Quality management is the organizational process for meeting and exceeding the requirements of customers through specific processes (Ishikawa, 1995). It is a continuous commitment that starts with the customer focus, extends through teamwork, scientific approach, and problem solving, and increases ability to identify opportunities for growth. The goal of quality management is to ensure that an organization’s products or services meet or exceed customer expectations (Juran & Gryna, 1988). Quality management is not only concerned with the quality of products or services, but also with the quality of the processes used to produce them.
The history of quality management can be traced back to the early 20th century and the work of Frederick Winslow Taylor (1911) on scientific management. Taylor’s work led to an increased focus on quality in manufacturing, and led to the development of quality control methods such as statistical quality control (Deming, 1986) and total quality control (Feigenbaum, 1983). In the 1950s and 1960s, Japanese companies such as Sony and Matsushita began to develop their own methods of quality management, which became known as the Japanese Method (Ishikawa, 1995). This method placed emphasis on quality circles, where employees were encouraged to identify and solve quality problems.

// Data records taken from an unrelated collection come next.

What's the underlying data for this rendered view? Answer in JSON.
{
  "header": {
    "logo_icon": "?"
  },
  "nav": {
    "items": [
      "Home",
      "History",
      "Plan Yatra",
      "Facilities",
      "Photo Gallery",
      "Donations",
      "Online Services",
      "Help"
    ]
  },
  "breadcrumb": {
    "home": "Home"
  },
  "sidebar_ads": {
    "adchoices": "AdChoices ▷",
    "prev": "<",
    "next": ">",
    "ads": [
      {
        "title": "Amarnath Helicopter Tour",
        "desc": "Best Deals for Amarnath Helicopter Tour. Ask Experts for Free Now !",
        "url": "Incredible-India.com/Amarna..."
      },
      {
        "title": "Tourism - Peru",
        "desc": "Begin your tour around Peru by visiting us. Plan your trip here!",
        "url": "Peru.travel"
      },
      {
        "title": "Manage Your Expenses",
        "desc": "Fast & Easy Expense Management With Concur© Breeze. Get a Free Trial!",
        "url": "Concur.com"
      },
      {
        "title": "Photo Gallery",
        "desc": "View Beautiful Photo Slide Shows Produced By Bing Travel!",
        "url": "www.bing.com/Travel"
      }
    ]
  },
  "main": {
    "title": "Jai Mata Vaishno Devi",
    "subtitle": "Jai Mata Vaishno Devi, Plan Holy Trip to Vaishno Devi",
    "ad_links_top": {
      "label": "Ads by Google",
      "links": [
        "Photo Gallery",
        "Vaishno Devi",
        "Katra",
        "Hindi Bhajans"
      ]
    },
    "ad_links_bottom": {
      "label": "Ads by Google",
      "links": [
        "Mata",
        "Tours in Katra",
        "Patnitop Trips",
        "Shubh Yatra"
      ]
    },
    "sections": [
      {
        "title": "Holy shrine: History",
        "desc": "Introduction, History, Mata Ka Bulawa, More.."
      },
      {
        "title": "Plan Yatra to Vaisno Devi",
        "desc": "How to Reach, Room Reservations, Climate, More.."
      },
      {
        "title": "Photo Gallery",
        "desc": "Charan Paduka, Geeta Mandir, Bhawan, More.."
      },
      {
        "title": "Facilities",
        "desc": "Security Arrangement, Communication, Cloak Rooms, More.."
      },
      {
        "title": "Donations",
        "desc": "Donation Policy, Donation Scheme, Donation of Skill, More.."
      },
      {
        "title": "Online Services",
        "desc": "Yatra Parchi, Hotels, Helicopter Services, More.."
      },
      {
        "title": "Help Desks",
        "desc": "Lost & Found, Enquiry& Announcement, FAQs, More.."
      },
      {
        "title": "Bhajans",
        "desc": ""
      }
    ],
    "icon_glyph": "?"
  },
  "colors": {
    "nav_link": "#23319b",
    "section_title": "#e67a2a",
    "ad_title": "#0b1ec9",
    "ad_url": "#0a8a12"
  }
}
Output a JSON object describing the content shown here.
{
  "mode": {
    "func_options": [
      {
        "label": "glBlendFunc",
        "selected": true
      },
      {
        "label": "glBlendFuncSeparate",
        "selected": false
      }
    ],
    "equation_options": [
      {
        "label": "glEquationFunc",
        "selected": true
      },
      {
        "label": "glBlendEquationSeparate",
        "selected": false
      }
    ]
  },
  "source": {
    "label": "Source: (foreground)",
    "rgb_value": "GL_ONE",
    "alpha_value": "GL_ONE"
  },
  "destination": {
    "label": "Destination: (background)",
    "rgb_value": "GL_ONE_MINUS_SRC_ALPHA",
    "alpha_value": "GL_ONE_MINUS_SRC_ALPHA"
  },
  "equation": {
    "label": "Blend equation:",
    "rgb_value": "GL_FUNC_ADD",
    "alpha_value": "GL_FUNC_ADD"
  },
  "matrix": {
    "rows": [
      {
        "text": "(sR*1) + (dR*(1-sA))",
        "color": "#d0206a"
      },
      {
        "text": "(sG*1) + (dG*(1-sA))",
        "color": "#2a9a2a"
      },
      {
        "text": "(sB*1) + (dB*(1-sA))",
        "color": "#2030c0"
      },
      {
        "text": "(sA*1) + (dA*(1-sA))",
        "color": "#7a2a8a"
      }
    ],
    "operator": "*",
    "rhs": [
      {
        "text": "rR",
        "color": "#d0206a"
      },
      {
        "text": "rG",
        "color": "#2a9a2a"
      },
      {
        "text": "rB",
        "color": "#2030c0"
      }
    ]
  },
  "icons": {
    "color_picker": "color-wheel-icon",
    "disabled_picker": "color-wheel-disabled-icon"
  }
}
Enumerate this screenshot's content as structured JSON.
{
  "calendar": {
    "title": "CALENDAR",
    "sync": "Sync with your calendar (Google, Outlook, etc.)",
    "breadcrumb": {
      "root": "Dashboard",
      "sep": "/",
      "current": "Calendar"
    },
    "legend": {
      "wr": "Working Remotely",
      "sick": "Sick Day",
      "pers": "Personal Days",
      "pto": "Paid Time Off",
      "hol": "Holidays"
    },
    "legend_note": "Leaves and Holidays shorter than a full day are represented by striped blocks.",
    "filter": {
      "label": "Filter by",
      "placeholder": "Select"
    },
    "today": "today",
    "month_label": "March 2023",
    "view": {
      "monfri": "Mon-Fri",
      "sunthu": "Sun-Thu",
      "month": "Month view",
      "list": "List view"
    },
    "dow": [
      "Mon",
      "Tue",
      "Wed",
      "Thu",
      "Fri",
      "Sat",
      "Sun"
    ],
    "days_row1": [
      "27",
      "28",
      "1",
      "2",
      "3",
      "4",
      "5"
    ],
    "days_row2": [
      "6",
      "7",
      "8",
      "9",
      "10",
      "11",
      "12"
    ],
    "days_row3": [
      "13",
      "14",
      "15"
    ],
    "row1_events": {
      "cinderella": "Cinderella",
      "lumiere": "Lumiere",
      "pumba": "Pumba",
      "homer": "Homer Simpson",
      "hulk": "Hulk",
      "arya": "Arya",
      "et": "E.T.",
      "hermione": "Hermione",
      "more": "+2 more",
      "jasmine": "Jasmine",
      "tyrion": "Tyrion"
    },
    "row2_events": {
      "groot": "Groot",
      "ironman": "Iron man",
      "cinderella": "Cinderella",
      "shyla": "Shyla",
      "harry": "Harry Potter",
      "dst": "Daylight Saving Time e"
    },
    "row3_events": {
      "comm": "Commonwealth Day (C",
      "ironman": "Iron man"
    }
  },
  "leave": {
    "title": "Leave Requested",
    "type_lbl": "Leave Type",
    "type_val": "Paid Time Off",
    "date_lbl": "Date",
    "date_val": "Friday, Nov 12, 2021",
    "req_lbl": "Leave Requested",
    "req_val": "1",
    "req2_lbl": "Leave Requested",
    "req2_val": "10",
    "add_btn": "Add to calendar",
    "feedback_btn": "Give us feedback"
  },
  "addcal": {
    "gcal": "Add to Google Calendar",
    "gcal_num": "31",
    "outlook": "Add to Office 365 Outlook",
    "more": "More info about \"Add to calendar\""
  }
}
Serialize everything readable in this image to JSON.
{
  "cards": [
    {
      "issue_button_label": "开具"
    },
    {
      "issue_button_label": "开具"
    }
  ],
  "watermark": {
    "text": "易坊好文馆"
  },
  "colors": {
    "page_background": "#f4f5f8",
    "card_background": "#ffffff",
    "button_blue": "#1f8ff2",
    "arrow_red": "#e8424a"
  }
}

The key principles of quality management are customer focus, teamwork, continuous improvement, scientific approach, and problem solving. These principles are essential for any organization that wants to improve its products or services. Customer focus means that an organization should strive to understand the needs and expectations of its customers, and then meet or exceed those expectations. Teamwork means that all members of an organization should work together towards a common goal. Continuous improvement means that an organization should constantly seek ways to improve its products or services. The scientific approach means that an organization should use data and systematic analysis to guide its decision making. Problem solving means that an organization should identify and solve problems in a timely and efficient manner.
There are many benefits of quality management. Quality management can help organizations to improve their products or services, increase customer satisfaction, reduce costs, and increase efficiency. Quality management can also help organizations to develop better relationships with their suppliers, partners, and employees. Implementing quality management can be a challenge for organizations, but the rewards are worth the effort.
Project management is another area where quality management can be beneficial. Quality assurance in project management is concerned with ensuring that a project meets its objectives and does not cause any harm to the customer or other stakeholders. Quality control in project management is concerned with ensuring that a project meets its requirements and does not produce any defects. Quality management can help organizations to avoid costly mistakes in project planning, execution, and delivery.
There are many different ways to implement quality management. One way is to establish a separate quality department within an organization. This department would be responsible for developing and implementing quality policies and procedures. Another way to implement quality management is to integrate it into all aspects of an organization’s operations. This approach requires all members of an organization to be responsible for maintaining high standards of quality.
Quality management is a continuous organizational process which is aimed at meeting and exceeding the customers’ requirements through specific processes. It is a continuous commitment that starts with the customer focus, extends through teamwork, scientific approach,and problem solving,and increases ability